So what are the most memorable Super Bowl halftime shows ever?
U2 (2002) - U2 were tasked with performing just a few months following the 9/11 attacks. And really, no band is better to handle that sort of moment. They were the first band to resume concerts in New York City with some shows at Madison Square Garden just a few weeks after the attacks. They delivered in a big way at the Super Bowl. It started out with an upbeat performance of "Beautiful Day." That led into the more somber "MLK," which is when the giant screen of the names of every victim scrolled upwards to the top of the Superdome. That led into "Where The Streets Have No Name," which picked up the pace again and left viewers feeling hopeful for the future. It culminated in Bono revealing an American flag on the inside of his jacket, a visual that still resonates. U2 were able to take viewers along for a ride through so many different emotions, which might never be possible again.
Prince (2007) - If any word could be used to describe Prince's Halftime show, it would be: electric. It was a rainy night in Miami, but that didn't stop him from putting on an energetic show, utilizing the weather to his advantage, even featuring simulated lightning on top of the stadium. He featured numerous cover songs that surprised and delighted people: "We Will Rock You," "Proud Mary," "All Along The Watchtower," and the more recent Foo Fighters hit "Best of You." He ended the night by playing "Purple Rain" in the rain, which became the signature moment that people remember. Since then the NFL has basically forced Miami to put a canopy over the seats for them to host future Super Bowls in the Dolphins' stadium, in case it were to rain. I guess the rich folks insanely spending hundreds-thousands of dollars on tickets can't handle a little water. Prince, however, went out there and showed that a little rain never hurt anyone.
|Diana Ross Leaves in a Helicopter|
Michael Jackson (1993) - This was the first halftime show that truly went for being a major event in itself, something that would become talked about alongside the game in the following days. Jackson memorably walked out and basically just stood there to a roaring crowd for a while. He then performed some of his biggest hits ("Billie Jean," "Black or White") in a large scale spectacle that hadn't been done at any of the previous halftime shows. The set ended a bit cheesy with "Heal the World", but overall it kicked off the Halftime show as we know it today.
Janet Jackson featuring Justin Timberlake (2004) - This one doesn't even need an explanation. Its memorable for Nipplegate, and we've all heard the story. Of course, the whole reaction was overblown and showcased how ridiculous the FCC is.

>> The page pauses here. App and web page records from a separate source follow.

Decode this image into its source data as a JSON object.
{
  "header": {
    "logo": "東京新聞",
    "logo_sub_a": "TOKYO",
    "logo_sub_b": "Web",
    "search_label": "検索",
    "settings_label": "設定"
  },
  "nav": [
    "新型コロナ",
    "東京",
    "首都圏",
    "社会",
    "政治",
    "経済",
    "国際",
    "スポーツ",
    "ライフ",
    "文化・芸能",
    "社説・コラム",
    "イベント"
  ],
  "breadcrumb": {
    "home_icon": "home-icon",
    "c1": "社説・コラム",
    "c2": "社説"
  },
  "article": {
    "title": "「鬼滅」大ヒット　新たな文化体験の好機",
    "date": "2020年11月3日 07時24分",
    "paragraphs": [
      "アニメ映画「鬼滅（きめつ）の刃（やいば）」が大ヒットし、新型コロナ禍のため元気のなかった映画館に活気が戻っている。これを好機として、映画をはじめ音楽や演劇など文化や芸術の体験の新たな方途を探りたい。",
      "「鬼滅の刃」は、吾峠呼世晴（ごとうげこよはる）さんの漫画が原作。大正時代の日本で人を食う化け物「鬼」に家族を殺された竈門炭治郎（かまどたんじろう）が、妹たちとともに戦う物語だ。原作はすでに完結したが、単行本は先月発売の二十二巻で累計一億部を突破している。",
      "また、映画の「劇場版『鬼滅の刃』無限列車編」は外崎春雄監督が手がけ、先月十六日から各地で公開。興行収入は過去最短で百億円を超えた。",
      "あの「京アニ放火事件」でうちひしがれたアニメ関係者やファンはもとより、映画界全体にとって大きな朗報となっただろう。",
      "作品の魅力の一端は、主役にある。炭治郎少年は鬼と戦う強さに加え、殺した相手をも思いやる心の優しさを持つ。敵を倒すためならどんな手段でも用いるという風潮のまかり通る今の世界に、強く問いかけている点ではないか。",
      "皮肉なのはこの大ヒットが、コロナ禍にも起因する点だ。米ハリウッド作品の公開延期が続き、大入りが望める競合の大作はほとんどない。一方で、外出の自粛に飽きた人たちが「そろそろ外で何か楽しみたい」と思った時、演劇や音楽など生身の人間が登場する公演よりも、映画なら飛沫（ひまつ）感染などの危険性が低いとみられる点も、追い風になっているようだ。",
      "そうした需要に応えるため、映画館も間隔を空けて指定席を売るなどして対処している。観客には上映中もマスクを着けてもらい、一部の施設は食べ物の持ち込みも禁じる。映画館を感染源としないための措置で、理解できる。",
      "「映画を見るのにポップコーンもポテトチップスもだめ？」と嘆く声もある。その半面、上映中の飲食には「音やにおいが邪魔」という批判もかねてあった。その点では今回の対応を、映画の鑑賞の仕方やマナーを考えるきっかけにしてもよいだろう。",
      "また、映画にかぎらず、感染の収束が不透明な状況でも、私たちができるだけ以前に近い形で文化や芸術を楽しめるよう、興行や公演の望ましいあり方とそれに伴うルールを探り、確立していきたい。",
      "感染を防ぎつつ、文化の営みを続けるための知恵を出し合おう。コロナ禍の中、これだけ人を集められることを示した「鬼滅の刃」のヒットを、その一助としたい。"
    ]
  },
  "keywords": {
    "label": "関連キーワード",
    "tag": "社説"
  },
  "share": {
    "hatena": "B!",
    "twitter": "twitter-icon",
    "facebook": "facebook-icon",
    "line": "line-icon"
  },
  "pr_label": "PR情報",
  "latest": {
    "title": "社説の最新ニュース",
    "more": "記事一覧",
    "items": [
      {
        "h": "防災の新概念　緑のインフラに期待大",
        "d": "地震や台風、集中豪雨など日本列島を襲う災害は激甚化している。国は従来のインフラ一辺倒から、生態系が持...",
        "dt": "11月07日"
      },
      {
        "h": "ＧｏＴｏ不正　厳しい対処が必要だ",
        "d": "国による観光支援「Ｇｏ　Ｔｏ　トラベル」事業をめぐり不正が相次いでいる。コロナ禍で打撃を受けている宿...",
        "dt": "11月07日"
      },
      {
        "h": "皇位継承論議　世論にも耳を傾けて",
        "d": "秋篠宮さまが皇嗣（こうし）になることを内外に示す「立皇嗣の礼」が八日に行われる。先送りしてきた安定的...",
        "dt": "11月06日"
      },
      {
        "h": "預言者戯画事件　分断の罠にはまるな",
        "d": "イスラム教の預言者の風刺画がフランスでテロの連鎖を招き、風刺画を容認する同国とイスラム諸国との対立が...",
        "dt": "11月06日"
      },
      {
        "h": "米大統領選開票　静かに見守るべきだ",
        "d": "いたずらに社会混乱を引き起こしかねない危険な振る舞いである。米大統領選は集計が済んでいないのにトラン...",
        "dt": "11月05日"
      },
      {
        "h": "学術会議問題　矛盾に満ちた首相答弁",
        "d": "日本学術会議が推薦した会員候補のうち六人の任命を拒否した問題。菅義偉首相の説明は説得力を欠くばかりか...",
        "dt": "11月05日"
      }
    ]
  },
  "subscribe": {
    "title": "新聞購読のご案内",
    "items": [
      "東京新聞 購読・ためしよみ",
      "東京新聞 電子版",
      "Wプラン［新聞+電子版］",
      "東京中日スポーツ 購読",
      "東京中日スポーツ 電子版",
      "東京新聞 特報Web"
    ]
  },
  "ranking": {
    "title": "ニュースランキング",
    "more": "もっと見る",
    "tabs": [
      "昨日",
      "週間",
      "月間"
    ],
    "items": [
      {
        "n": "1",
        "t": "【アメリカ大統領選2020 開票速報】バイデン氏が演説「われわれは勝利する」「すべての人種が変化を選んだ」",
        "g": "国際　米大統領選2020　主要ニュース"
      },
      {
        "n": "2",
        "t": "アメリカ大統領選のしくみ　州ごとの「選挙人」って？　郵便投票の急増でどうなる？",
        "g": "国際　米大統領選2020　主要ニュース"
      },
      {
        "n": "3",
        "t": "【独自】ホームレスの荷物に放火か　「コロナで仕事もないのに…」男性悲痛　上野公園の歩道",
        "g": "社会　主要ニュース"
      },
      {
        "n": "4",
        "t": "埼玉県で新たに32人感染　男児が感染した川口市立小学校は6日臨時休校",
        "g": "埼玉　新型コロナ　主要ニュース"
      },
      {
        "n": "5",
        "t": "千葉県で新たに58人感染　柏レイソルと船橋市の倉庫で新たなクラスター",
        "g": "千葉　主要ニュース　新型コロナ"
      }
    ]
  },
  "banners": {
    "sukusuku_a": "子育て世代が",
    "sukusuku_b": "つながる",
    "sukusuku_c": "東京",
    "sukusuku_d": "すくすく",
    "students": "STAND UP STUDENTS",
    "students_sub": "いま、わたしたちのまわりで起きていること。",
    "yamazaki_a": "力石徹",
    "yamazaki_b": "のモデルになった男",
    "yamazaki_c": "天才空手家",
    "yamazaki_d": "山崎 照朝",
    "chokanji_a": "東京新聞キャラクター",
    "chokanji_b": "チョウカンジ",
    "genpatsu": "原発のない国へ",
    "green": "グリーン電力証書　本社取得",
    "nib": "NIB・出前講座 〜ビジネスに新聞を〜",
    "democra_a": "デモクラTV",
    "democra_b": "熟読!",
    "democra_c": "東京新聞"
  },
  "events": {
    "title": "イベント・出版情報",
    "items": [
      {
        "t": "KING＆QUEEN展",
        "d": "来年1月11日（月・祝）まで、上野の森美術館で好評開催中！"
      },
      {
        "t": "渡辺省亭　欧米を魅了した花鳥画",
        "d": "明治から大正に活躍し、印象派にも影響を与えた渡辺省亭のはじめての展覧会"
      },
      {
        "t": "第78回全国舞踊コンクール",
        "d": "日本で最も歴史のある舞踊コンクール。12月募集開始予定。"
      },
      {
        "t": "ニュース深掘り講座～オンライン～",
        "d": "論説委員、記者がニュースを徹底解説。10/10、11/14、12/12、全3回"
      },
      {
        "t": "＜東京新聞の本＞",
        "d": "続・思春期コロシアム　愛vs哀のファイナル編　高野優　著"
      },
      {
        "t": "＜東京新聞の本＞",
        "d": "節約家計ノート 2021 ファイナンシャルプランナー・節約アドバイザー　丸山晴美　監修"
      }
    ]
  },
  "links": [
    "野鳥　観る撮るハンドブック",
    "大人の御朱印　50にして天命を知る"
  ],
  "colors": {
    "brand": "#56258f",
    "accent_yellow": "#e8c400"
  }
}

Paul McCartney (2005) - Let's be real: if the NFL went by without ever having one of the Beatles play the Halftime show, something would be missing from its lore. Paul delivered a stellar set as he always does, and the show featured a healthy amount of crowd participation, ending with "Hey Jude" that featured the whole crowd singing along.
Bruno Mars featuring the Red Hot Chili Peppers (2014) - Bruno Mars was one of the younger performers, as they usually get someone with a large back catalog of hits. Bruno rose to the occasion though, including a memorable drum solo, which probably gave him a number of new fans. The show made for a good mix of slower moments with high energy, while the Red Hot Chili Peppers proved to make a solid pairing with Bruno and his band.
The Rolling Stones (2006) - The Stones did what they did best, rocked the house with a rollicking performance that could probably put people half their age to shame. What was memorable about this is how the NFL & ABC aired it on a five second delay and turned off Mick Jagger's microphone for two songs with lyrics that were too "sexually explicit." The band agreed to that beforehand so it wasn't a surprise, but it just goes to show how worried networks had become about live TV after Nipplegate in 2004.
Aerosmith, Britney Spears, 'N Sync, Mary J. Blige, Nelly (2001) - This one isn't really memorable for the performances aside from when they were all on stage to join together and play "Walk This Way." It perfectly encapsulated the pop culture landscape of 1999-2001, while having something for everyone. It was an odd mashup, but one that actually worked.
And a shout out to Katy Perry, Missy Elliott, and Lenny Kravitz. While the jury is out, it did feature a few possible memorable moments: Left Shark, Missy Elliott returning to the public eye unexpectedly, and Katy Perry on a platform that "flew" around on a wire, which made for quite a stunt.